Dataset items:
──────────
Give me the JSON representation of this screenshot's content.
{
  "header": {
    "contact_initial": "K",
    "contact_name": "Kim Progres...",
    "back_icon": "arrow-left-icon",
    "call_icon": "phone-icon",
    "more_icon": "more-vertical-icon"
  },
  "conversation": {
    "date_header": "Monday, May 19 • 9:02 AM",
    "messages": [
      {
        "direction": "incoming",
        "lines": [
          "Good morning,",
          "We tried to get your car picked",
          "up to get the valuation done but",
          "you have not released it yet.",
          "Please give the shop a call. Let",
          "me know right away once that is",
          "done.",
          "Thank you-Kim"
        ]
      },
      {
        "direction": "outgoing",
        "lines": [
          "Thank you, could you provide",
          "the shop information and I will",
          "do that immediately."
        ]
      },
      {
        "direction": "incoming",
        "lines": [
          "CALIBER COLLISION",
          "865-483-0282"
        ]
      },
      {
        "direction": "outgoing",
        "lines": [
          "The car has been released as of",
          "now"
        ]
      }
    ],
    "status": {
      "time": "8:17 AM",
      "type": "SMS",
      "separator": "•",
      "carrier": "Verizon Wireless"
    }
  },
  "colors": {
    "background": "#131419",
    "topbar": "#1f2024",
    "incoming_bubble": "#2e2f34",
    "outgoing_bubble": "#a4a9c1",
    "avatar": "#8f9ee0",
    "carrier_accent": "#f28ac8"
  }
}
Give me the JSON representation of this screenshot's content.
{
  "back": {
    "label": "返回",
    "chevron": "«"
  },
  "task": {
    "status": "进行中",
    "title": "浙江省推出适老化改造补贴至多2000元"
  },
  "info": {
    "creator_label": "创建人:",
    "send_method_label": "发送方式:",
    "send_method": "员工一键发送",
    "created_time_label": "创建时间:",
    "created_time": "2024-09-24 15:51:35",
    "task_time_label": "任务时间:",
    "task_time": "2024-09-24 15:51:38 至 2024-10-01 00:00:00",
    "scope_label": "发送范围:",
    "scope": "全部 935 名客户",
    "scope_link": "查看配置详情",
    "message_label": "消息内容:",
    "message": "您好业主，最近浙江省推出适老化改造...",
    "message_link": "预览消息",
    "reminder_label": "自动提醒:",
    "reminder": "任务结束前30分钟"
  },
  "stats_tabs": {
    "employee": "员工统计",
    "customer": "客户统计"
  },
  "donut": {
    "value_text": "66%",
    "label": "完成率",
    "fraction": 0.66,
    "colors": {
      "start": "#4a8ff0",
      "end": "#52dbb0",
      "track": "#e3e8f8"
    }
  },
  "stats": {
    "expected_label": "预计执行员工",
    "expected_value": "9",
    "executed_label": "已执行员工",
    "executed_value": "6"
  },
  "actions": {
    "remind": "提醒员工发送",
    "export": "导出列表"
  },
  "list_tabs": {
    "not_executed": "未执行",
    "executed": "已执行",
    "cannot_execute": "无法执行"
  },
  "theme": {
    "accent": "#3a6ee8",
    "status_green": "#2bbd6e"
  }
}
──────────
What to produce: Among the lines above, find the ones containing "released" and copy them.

Exercise output:
          "you have not released it yet.",
          "The car has been released as of",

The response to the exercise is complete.